What a perfect name for our next component. A forest is a collection of domain trees! The first domain you create is called the forest root domain. This forest root domain could be renamed later on, but it cannot be removed. Once you have multiple domain trees in a forest, trust relationships permit resource sharing.
You can even create forest trust relationships if your forest must access resources in another separate forest.
While it is cool that we can create a forest of multiple domain trees, it is almost always correct to keep things as simple as possible and create a single domain forest.
What most of us think of when we envision AD is Organization Units (OUs). These are containers we create to fill with objects like users and groups and printers and then we assign policy to these units using Group Policy. Do not confuse OUs with another type of container object in AD called – a container. While there are some default containers in Windows Server, we tend to use OUs all the time as we are building our hierarchy.
When you install AD, some default containers and OUs get created for you. For example, there is a Domain Controllers OU.
The Global Catalog (GC)
Need to search a forest for something? The Global Catalog (GC) server comes to the rescue. The attributes you can search on are inside the GC and we call this a partial attribute set (PAS). There are tools you can use to manipulate what attributes make it into the GC.

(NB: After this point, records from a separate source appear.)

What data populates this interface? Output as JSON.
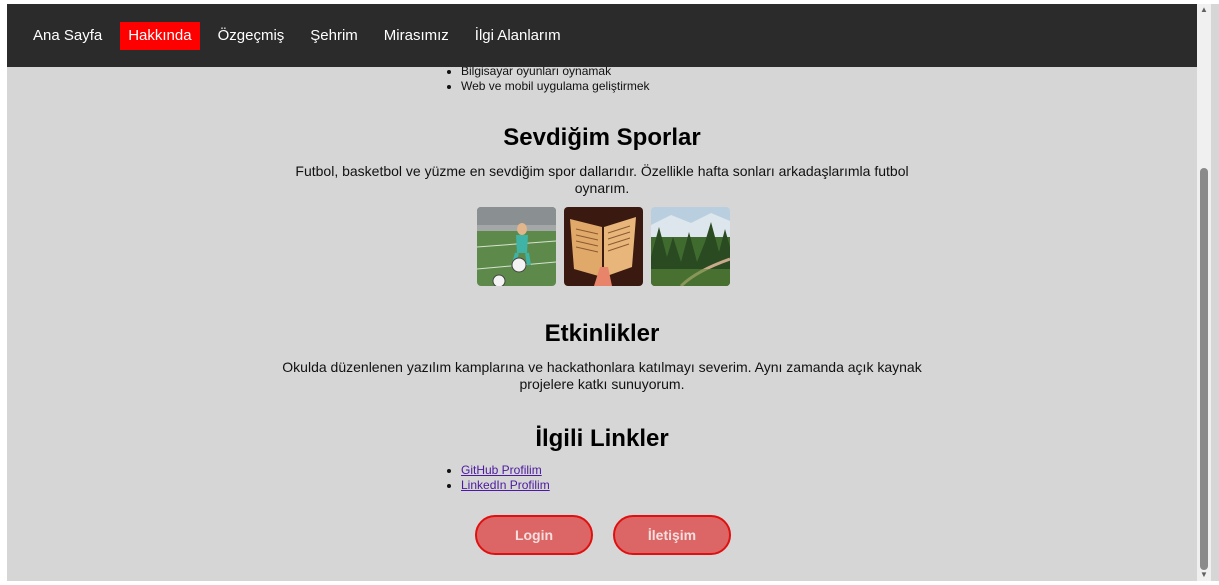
{
  "nav": {
    "items": [
      {
        "label": "Ana Sayfa",
        "active": false
      },
      {
        "label": "Hakkında",
        "active": true
      },
      {
        "label": "Özgeçmiş",
        "active": false
      },
      {
        "label": "Şehrim",
        "active": false
      },
      {
        "label": "Mirasımız",
        "active": false
      },
      {
        "label": "İlgi Alanlarım",
        "active": false
      }
    ],
    "active_color": "#ff0000",
    "bg_color": "#2b2b2b"
  },
  "hobbies": {
    "items": [
      "Bilgisayar oyunları oynamak",
      "Web ve mobil uygulama geliştirmek"
    ]
  },
  "sports": {
    "title": "Sevdiğim Sporlar",
    "text": "Futbol, basketbol ve yüzme en sevdiğim spor dallarıdır. Özellikle hafta sonları arkadaşlarımla futbol oynarım.",
    "images": [
      "football-photo",
      "book-photo",
      "forest-photo"
    ]
  },
  "activities": {
    "title": "Etkinlikler",
    "text": "Okulda düzenlenen yazılım kamplarına ve hackathonlara katılmayı severim. Aynı zamanda açık kaynak projelere katkı sunuyorum."
  },
  "links": {
    "title": "İlgili Linkler",
    "items": [
      "GitHub Profilim",
      "LinkedIn Profilim"
    ]
  },
  "buttons": {
    "login": "Login",
    "contact": "İletişim"
  }
}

I hope you found this post informative, and I would like to thank you for reading. Next up, we will examine the Flexible Single Master Operator (FSMO) Roles in AD.